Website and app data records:
--- START ---

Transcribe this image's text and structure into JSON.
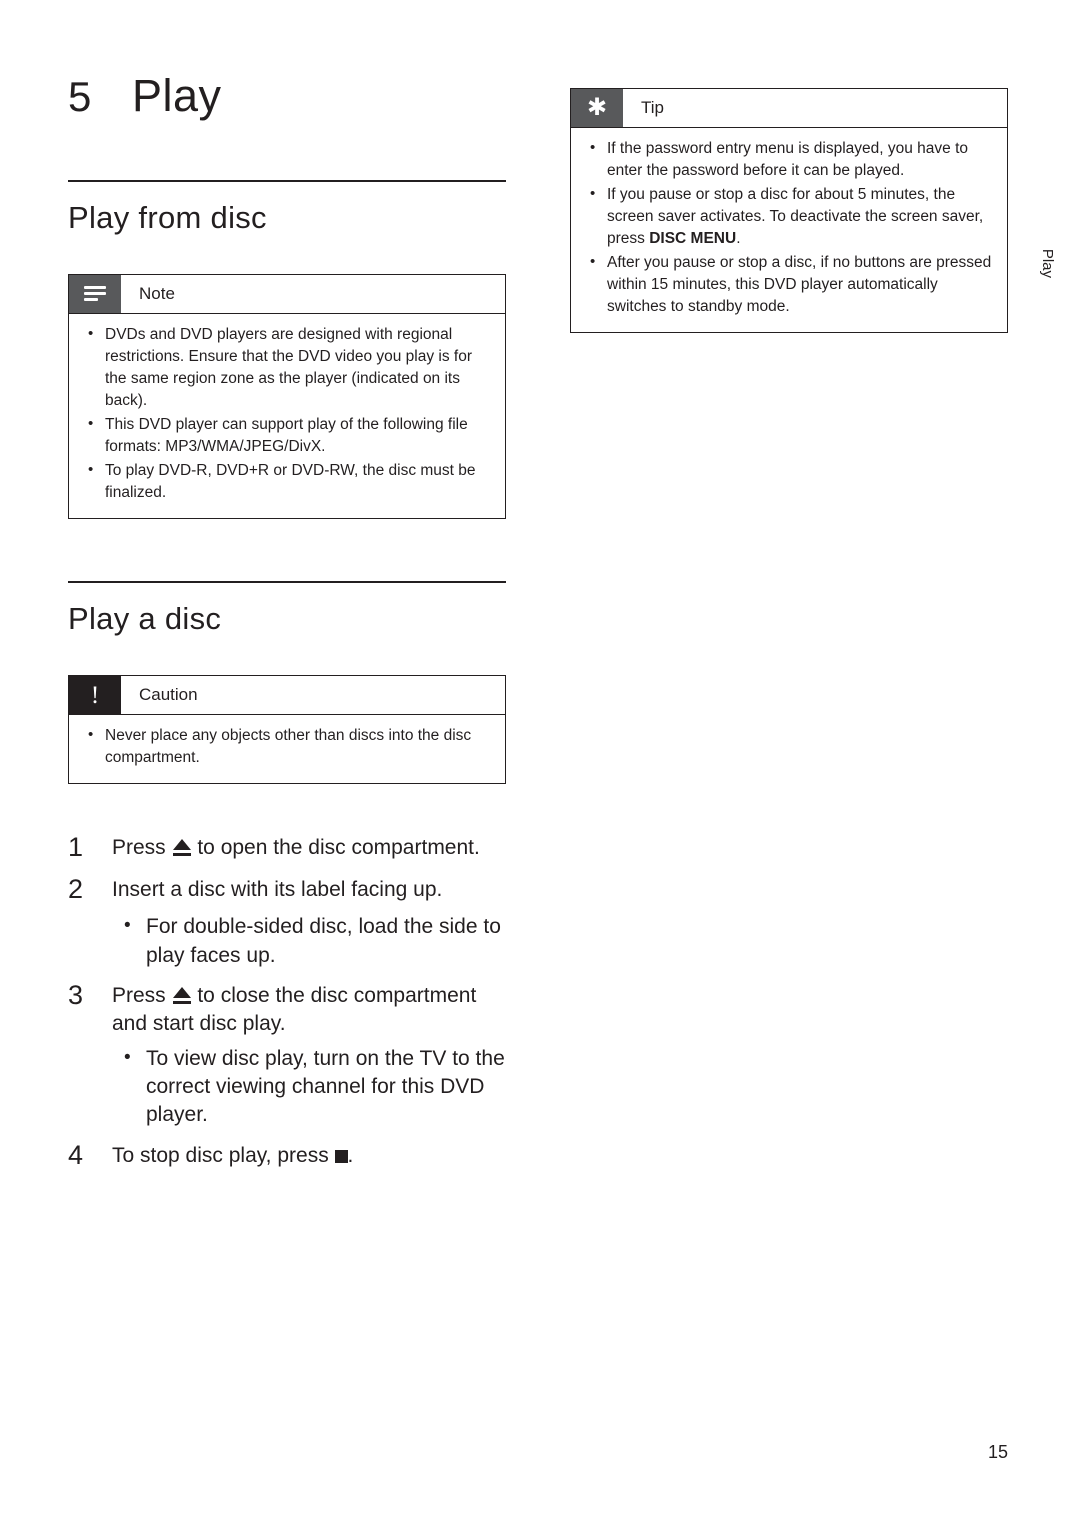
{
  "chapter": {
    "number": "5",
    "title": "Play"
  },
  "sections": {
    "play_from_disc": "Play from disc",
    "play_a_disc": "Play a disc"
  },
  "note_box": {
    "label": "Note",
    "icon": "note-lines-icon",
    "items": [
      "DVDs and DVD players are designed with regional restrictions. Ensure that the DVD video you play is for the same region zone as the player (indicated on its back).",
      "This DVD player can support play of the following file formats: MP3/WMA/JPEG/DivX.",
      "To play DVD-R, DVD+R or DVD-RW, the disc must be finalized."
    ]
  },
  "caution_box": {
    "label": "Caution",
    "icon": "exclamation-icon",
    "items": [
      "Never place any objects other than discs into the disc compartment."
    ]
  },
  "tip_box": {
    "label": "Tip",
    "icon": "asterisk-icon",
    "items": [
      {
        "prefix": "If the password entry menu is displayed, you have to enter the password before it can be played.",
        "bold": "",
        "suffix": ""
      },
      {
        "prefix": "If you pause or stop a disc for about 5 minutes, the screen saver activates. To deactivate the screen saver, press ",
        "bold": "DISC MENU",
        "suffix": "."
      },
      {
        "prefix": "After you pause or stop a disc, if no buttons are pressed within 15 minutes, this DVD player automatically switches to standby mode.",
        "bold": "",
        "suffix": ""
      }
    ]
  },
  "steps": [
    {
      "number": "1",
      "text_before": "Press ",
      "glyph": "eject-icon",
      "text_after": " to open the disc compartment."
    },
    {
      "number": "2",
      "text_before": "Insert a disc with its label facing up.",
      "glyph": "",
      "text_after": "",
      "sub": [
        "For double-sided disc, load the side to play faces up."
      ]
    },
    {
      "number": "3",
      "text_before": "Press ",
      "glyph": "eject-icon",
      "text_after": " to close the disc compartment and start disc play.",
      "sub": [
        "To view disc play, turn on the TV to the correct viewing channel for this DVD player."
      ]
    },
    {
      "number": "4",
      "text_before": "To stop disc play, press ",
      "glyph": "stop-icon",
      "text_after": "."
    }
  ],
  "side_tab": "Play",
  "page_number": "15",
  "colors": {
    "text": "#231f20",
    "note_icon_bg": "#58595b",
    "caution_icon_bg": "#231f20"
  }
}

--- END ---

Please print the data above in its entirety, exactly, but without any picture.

OUTPUT FOR THIS EXERCISE:
Transcribe this image's text and structure into JSON.
{
  "chapter": {
    "number": "5",
    "title": "Play"
  },
  "sections": {
    "play_from_disc": "Play from disc",
    "play_a_disc": "Play a disc"
  },
  "note_box": {
    "label": "Note",
    "icon": "note-lines-icon",
    "items": [
      "DVDs and DVD players are designed with regional restrictions. Ensure that the DVD video you play is for the same region zone as the player (indicated on its back).",
      "This DVD player can support play of the following file formats: MP3/WMA/JPEG/DivX.",
      "To play DVD-R, DVD+R or DVD-RW, the disc must be finalized."
    ]
  },
  "caution_box": {
    "label": "Caution",
    "icon": "exclamation-icon",
    "items": [
      "Never place any objects other than discs into the disc compartment."
    ]
  },
  "tip_box": {
    "label": "Tip",
    "icon": "asterisk-icon",
    "items": [
      {
        "prefix": "If the password entry menu is displayed, you have to enter the password before it can be played.",
        "bold": "",
        "suffix": ""
      },
      {
        "prefix": "If you pause or stop a disc for about 5 minutes, the screen saver activates. To deactivate the screen saver, press ",
        "bold": "DISC MENU",
        "suffix": "."
      },
      {
        "prefix": "After you pause or stop a disc, if no buttons are pressed within 15 minutes, this DVD player automatically switches to standby mode.",
        "bold": "",
        "suffix": ""
      }
    ]
  },
  "steps": [
    {
      "number": "1",
      "text_before": "Press ",
      "glyph": "eject-icon",
      "text_after": " to open the disc compartment."
    },
    {
      "number": "2",
      "text_before": "Insert a disc with its label facing up.",
      "glyph": "",
      "text_after": "",
      "sub": [
        "For double-sided disc, load the side to play faces up."
      ]
    },
    {
      "number": "3",
      "text_before": "Press ",
      "glyph": "eject-icon",
      "text_after": " to close the disc compartment and start disc play.",
      "sub": [
        "To view disc play, turn on the TV to the correct viewing channel for this DVD player."
      ]
    },
    {
      "number": "4",
      "text_before": "To stop disc play, press ",
      "glyph": "stop-icon",
      "text_after": "."
    }
  ],
  "side_tab": "Play",
  "page_number": "15",
  "colors": {
    "text": "#231f20",
    "note_icon_bg": "#58595b",
    "caution_icon_bg": "#231f20"
  }
}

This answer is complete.